Director Sam Mendes’ recent movie release, “1917,” is making quite a buzz in the movie world for its continuous shot cinematography and raw portrayal of a day in the life of a World War I soldier trying to save lives.
“1917” opens with two soldiers under a tree, and it ends under a tree.
Lance Corporal Blake, played by Dean-Charles Chapman, receives orders to report to General Erinmore, played by Colin Firth.
Lance Corporal Schofield, played by George McKay, joins Blake as his battle buddy. The General tells them that the Germans have abandoned their line to draw British soldiers into a trap. He has no way of transmitting this information to British units pursuing the Germans in their phony retreat; he must send runners.
Blake has until dawn to deliver the General’s orders to abort the attack and save 1,600 soldiers — his brother among them.
“1917” is a visual masterpiece, and the one-shot style makes the viewing experience different from your average war movie.
Scenes of ethereal beauty juxtapose with the repulsive reality of battle, and the continuous shot brings viewers close enough to blot out the larger events happening around them.
This narrow focus is both an asset and a liability to the film.
It builds so much tension and utterly absorbs attention. You can’t see the whole picture, and you strain to take everything in. Events jump out at you, making you jump in your seat and blindsiding you in a way that leaves your mouth open and eyes wide — that is the point.
This limited, constant view of events gives the audience perhaps an inkling of how disorienting and uncertain such a situation would be.
However, the narrow focus proves a liability for similar reasons. You get the feeling that more is going on, but you can’t see it. Would the story benefit from showing the larger picture? Absolutely.
If the camera were to zoom out and show more of what’s going on — with Blake and Schofield, in particular — then we might have more rounded characters instead of mere men on a screen following orders. We might understand why Schofield was so reluctant to join Blake, and why he seemed outright hostile or completely unengaged at times. There are clues throughout the film, but not enough to form a close connection with a character you’ve only spent two hours with.
I can’t help but see the film as nothing more than an exquisitely executed shot. If we knew more, it could be the epic by which critics use to compare all films of the decade.
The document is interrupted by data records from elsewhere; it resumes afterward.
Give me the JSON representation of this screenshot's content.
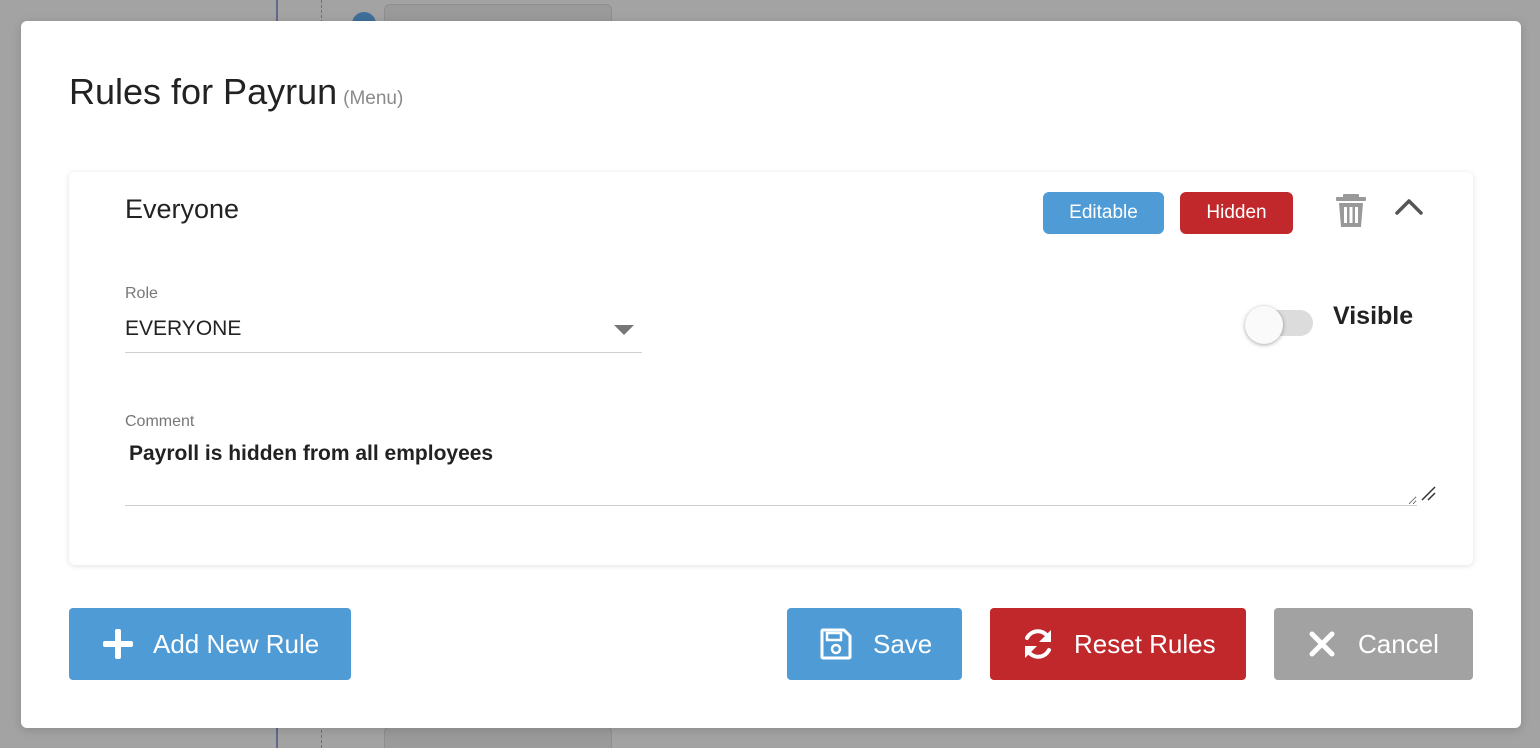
{
  "modal": {
    "title": "Rules for Payrun",
    "subtitle": "(Menu)"
  },
  "rule_card": {
    "title": "Everyone",
    "tags": {
      "editable": "Editable",
      "hidden": "Hidden"
    },
    "icons": {
      "delete": "trash-icon",
      "collapse": "chevron-up-icon"
    },
    "role": {
      "label": "Role",
      "value": "EVERYONE"
    },
    "visibility_toggle": {
      "label": "Visible",
      "checked": false
    },
    "comment": {
      "label": "Comment",
      "value": "Payroll is hidden from all employees"
    }
  },
  "actions": {
    "add_label": "Add New Rule",
    "save_label": "Save",
    "reset_label": "Reset Rules",
    "cancel_label": "Cancel"
  },
  "colors": {
    "primary": "#4f9bd6",
    "danger": "#c0282b",
    "neutral": "#a2a2a2"
  }
}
But alas…
Overall, I enjoyed “1917.” It lacks in character development and has its plot-holes, but still manages to pull you in with an absorbing visual diversion and some surprises along the way.
I rate films one of three ways: 1 – I don’t like it, 2 – I like it, or 3 – I love it.
I rate “1917” as a 2. I liked it, but it’s not a film I will return to again and again.